A co-worker of mine recently shared an e-mail he received from the DMV. The first line of the message read, "We're sorry your recent request to sign up for services with the Department of Motor Vehicles could not be processed. We apologize for the inconvenience." Right after that was a note from the commissioner saying "I hope you are satisfied with DMV's online services. We want to bring you the best in Internet service, and we welcome your comments. Please visit us again and remember to tell a friend!"
Back in the late 90's, when I went to pick up a new car I had bought, I was actually introduced to a cardboard cutout of the customer service manager. Why? Because the department was closed that day, but the survey I was about to receive had a question: "Did you meet the manager of customer service?"
And I can't tell you how many times over the past year I have been begged with, pleaded with, and even essentially offered bribes to say I would definitely recommend something to a friend, even if none of my friends needed that particular offering.
Serving to the Survey
The problem with each of these absurd scenarios is essentially the same. Measurement systems are built to find ways to make customers happier. But over time, the goal shifts from actually strengthening relationships to just improving a score. The process becomes the outcome.
Yes, there are a slew of very well researched questions out there that all show strong ties to business outcomes. Those metrics should be a reflection of service. Instead, service morphs into a reflection of the metric. The whole thing ends up flipping upside down.
After spending over two decades consulting around measurement systems, there are a few things I have come to realize. First, be careful of how you set your incentives. The survey score should be a partial leading indicator of a business outcome: increased sales, retention, use of multiple products. It is not in and of itself an outcome.

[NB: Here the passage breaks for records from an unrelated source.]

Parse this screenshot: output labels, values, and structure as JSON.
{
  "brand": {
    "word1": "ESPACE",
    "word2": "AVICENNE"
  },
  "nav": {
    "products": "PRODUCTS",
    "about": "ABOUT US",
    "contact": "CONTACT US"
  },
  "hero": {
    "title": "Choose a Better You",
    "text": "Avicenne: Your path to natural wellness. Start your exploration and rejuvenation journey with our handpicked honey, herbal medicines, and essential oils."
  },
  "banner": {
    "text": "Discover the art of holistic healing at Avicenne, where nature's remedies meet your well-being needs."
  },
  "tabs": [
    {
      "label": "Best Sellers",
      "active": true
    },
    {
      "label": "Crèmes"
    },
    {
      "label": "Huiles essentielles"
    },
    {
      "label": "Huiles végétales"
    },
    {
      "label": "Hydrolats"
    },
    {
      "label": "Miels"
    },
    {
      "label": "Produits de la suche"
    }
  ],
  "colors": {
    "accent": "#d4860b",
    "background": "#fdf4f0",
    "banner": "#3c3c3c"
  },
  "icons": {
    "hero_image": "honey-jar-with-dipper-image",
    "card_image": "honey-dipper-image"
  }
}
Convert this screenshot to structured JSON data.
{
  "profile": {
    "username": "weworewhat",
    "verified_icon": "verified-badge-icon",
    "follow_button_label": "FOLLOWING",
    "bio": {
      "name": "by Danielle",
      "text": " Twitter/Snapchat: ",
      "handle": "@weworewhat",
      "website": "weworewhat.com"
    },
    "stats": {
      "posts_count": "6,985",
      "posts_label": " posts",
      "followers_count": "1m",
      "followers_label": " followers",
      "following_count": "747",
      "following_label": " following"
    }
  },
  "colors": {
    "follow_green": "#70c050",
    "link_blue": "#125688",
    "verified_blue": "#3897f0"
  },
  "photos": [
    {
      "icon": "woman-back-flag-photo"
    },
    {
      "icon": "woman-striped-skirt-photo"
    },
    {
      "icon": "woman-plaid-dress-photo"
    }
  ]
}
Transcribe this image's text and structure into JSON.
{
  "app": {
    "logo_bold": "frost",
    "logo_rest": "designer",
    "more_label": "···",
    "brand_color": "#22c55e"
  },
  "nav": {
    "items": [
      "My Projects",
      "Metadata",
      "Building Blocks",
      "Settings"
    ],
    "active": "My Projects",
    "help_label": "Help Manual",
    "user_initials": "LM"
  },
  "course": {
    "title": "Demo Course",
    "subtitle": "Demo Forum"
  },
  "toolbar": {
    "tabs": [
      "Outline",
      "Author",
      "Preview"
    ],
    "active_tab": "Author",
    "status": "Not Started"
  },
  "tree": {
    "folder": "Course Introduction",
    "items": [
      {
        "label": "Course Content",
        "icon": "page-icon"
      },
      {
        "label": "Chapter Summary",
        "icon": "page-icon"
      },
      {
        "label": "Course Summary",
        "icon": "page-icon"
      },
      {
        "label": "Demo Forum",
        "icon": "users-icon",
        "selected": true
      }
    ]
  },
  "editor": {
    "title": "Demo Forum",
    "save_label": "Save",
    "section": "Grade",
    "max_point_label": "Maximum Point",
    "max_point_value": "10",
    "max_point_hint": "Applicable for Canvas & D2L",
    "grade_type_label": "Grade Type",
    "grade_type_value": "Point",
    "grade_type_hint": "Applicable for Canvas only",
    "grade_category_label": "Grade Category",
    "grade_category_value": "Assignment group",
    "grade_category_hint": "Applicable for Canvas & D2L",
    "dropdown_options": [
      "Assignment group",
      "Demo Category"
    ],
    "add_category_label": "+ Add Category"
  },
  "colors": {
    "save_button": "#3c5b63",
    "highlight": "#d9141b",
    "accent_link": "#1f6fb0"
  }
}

Rather, it is just a light on the dashboard that explains some percentage of the measure of success you are pursuing.
Scripts Aren't Fooling Anyone
When you set your goals, incentives and rewards based solely on the survey, the actual outcome the survey is meant to help you achieve may fade into the background. You will start to see scripts designed to improve survey results that don't necessarily improve business outcomes, like closing with "I strove to provide you with excellent service today" when the first question on the survey is, you guessed it, "did the representative strive to provide you with excellent service today?" You might even see attempts to game the system that actually hurt customer relationships. I once saw an e-mail response to a customer in which a representative half-jokingly said that if the customer didn't give her the highest survey ratings, she'd be fired.